*WORK TO BE COMPLETED*: Could you return every line of the records below that contains the word "this"?

*Dataset records*:
..............................
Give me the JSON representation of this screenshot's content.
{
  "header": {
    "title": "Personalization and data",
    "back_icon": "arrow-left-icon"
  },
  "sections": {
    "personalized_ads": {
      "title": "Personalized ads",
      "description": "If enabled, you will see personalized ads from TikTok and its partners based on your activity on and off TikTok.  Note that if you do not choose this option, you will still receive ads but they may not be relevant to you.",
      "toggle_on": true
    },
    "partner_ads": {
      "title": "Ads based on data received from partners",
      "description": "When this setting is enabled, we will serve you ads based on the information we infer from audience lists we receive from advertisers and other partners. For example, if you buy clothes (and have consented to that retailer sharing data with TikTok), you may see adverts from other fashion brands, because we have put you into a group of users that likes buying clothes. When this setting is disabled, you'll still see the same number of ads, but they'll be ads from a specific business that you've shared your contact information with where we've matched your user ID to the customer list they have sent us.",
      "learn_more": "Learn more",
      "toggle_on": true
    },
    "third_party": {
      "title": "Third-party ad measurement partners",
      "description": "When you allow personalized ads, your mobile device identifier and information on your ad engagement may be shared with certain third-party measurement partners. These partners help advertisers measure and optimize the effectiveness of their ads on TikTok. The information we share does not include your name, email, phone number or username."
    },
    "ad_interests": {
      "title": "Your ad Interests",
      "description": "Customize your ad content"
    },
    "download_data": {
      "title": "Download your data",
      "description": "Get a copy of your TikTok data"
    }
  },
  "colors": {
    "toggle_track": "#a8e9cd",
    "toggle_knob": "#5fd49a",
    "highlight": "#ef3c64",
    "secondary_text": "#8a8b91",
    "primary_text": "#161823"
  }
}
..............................
*ANSWER TO THE EXERCISE*:
Give me the JSON representation of this screenshot's content.
      "description": "If enabled, you will see personalized ads from TikTok and its partners based on your activity on and off TikTok.  Note that if you do not choose this option, you will still receive ads but they may not be relevant to you.",
      "description": "When this setting is enabled, we will serve you ads based on the information we infer from audience lists we receive from advertisers and other partners. For example, if you buy clothes (and have consented to that retailer sharing data with TikTok), you may see adverts from other fashion brands, because we have put you into a group of users that likes buying clothes. When this setting is disabled, you'll still see the same number of ads, but they'll be ads from a specific business that you've shared your contact information with where we've matched your user ID to the customer list they have sent us.",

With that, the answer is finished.